> **Data excerpts**
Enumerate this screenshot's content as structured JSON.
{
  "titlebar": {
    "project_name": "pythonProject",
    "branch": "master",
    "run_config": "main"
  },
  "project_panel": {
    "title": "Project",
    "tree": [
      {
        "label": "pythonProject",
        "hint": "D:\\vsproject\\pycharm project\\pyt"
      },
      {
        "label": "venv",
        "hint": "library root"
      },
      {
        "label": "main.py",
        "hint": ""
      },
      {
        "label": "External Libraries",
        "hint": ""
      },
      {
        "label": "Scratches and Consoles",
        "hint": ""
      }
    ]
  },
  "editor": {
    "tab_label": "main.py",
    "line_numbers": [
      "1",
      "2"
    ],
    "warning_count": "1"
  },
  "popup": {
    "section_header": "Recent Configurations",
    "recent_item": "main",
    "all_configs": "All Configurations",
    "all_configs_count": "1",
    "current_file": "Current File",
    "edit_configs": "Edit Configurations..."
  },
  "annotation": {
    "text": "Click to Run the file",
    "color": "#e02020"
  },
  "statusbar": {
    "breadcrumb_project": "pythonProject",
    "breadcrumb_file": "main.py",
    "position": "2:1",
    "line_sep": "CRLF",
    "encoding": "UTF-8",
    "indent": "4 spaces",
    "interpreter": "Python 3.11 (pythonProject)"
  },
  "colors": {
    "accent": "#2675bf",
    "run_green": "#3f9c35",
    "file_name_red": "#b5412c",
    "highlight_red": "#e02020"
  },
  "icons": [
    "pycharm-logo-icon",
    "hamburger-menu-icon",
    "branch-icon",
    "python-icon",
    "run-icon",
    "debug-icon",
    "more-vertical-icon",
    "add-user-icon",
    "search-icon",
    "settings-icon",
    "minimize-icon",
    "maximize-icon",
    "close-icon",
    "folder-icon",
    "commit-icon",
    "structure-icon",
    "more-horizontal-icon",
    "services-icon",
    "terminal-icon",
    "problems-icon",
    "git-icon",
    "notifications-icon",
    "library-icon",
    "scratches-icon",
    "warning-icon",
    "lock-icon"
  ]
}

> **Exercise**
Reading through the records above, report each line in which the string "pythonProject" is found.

> **Exercise answer**
    "project_name": "pythonProject",
        "label": "pythonProject",
    "breadcrumb_project": "pythonProject",
    "interpreter": "Python 3.11 (pythonProject)"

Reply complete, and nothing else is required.